(EXERCISE INPUTS)
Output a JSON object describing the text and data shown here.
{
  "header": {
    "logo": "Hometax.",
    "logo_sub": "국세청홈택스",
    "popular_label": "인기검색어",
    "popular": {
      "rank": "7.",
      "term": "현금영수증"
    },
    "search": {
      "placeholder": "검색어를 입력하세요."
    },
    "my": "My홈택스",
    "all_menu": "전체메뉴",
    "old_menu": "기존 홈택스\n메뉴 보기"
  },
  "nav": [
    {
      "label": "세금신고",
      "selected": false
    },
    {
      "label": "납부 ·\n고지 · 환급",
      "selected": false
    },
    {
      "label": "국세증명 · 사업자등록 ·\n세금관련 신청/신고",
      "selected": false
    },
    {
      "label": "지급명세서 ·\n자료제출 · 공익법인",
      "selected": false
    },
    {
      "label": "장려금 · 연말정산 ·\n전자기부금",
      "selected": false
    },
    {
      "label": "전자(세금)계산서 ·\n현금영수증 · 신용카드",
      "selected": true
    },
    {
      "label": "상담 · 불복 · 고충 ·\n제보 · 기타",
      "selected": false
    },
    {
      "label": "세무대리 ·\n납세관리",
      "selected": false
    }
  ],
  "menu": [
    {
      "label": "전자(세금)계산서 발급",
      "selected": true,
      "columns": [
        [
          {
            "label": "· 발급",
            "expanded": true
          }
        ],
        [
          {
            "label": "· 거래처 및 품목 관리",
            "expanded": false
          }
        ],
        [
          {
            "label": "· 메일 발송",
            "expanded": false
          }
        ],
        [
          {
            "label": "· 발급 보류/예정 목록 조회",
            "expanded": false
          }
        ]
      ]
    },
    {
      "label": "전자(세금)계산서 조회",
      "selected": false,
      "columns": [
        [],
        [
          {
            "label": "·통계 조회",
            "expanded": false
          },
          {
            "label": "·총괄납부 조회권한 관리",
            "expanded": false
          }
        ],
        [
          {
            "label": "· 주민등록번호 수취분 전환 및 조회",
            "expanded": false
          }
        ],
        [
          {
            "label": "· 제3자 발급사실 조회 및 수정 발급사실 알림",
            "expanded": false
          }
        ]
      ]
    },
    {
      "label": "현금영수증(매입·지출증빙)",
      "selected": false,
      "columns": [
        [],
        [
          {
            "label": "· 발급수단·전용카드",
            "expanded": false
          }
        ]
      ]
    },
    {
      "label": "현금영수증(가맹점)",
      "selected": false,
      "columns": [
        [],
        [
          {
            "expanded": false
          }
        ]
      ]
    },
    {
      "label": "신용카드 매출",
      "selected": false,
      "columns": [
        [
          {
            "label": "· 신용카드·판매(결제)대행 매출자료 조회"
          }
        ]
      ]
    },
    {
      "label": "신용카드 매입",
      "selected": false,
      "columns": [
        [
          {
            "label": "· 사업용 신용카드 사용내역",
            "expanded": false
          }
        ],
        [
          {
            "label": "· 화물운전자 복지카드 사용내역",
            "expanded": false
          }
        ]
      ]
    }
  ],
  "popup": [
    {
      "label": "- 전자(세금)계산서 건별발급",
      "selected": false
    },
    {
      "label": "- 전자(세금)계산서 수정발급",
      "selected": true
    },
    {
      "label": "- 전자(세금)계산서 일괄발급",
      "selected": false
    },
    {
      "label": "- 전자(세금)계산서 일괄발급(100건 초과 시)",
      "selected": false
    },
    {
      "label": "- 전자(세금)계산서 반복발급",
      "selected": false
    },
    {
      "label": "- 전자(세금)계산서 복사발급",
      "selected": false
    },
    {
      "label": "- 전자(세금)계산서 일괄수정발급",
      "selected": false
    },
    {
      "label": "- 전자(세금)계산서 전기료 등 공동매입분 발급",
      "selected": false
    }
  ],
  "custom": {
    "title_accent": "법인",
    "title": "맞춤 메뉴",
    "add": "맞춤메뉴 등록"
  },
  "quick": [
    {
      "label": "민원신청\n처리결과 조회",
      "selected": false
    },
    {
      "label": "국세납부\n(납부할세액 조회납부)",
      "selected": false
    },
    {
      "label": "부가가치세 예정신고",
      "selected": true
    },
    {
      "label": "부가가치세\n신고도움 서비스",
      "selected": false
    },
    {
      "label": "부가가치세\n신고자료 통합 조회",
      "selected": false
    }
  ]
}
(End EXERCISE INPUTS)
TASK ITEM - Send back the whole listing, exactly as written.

RESPONSE TO THIS EXERCISE -
Output a JSON object describing the text and data shown here.
{
  "header": {
    "logo": "Hometax.",
    "logo_sub": "국세청홈택스",
    "popular_label": "인기검색어",
    "popular": {
      "rank": "7.",
      "term": "현금영수증"
    },
    "search": {
      "placeholder": "검색어를 입력하세요."
    },
    "my": "My홈택스",
    "all_menu": "전체메뉴",
    "old_menu": "기존 홈택스\n메뉴 보기"
  },
  "nav": [
    {
      "label": "세금신고",
      "selected": false
    },
    {
      "label": "납부 ·\n고지 · 환급",
      "selected": false
    },
    {
      "label": "국세증명 · 사업자등록 ·\n세금관련 신청/신고",
      "selected": false
    },
    {
      "label": "지급명세서 ·\n자료제출 · 공익법인",
      "selected": false
    },
    {
      "label": "장려금 · 연말정산 ·\n전자기부금",
      "selected": false
    },
    {
      "label": "전자(세금)계산서 ·\n현금영수증 · 신용카드",
      "selected": true
    },
    {
      "label": "상담 · 불복 · 고충 ·\n제보 · 기타",
      "selected": false
    },
    {
      "label": "세무대리 ·\n납세관리",
      "selected": false
    }
  ],
  "menu": [
    {
      "label": "전자(세금)계산서 발급",
      "selected": true,
      "columns": [
        [
          {
            "label": "· 발급",
            "expanded": true
          }
        ],
        [
          {
            "label": "· 거래처 및 품목 관리",
            "expanded": false
          }
        ],
        [
          {
            "label": "· 메일 발송",
            "expanded": false
          }
        ],
        [
          {
            "label": "· 발급 보류/예정 목록 조회",
            "expanded": false
          }
        ]
      ]
    },
    {
      "label": "전자(세금)계산서 조회",
      "selected": false,
      "columns": [
        [],
        [
          {
            "label": "·통계 조회",
            "expanded": false
          },
          {
            "label": "·총괄납부 조회권한 관리",
            "expanded": false
          }
        ],
        [
          {
            "label": "· 주민등록번호 수취분 전환 및 조회",
            "expanded": false
          }
        ],
        [
          {
            "label": "· 제3자 발급사실 조회 및 수정 발급사실 알림",
            "expanded": false
          }
        ]
      ]
    },
    {
      "label": "현금영수증(매입·지출증빙)",
      "selected": false,
      "columns": [
        [],
        [
          {
            "label": "· 발급수단·전용카드",
            "expanded": false
          }
        ]
      ]
    },
    {
      "label": "현금영수증(가맹점)",
      "selected": false,
      "columns": [
        [],
        [
          {
            "expanded": false
          }
        ]
      ]
    },
    {
      "label": "신용카드 매출",
      "selected": false,
      "columns": [
        [
          {
            "label": "· 신용카드·판매(결제)대행 매출자료 조회"
          }
        ]
      ]
    },
    {
      "label": "신용카드 매입",
      "selected": false,
      "columns": [
        [
          {
            "label": "· 사업용 신용카드 사용내역",
            "expanded": false
          }
        ],
        [
          {
            "label": "· 화물운전자 복지카드 사용내역",
            "expanded": false
          }
        ]
      ]
    }
  ],
  "popup": [
    {
      "label": "- 전자(세금)계산서 건별발급",
      "selected": false
    },
    {
      "label": "- 전자(세금)계산서 수정발급",
      "selected": true
    },
    {
      "label": "- 전자(세금)계산서 일괄발급",
      "selected": false
    },
    {
      "label": "- 전자(세금)계산서 일괄발급(100건 초과 시)",
      "selected": false
    },
    {
      "label": "- 전자(세금)계산서 반복발급",
      "selected": false
    },
    {
      "label": "- 전자(세금)계산서 복사발급",
      "selected": false
    },
    {
      "label": "- 전자(세금)계산서 일괄수정발급",
      "selected": false
    },
    {
      "label": "- 전자(세금)계산서 전기료 등 공동매입분 발급",
      "selected": false
    }
  ],
  "custom": {
    "title_accent": "법인",
    "title": "맞춤 메뉴",
    "add": "맞춤메뉴 등록"
  },
  "quick": [
    {
      "label": "민원신청\n처리결과 조회",
      "selected": false
    },
    {
      "label": "국세납부\n(납부할세액 조회납부)",
      "selected": false
    },
    {
      "label": "부가가치세 예정신고",
      "selected": true
    },
    {
      "label": "부가가치세\n신고도움 서비스",
      "selected": false
    },
    {
      "label": "부가가치세\n신고자료 통합 조회",
      "selected": false
    }
  ]
}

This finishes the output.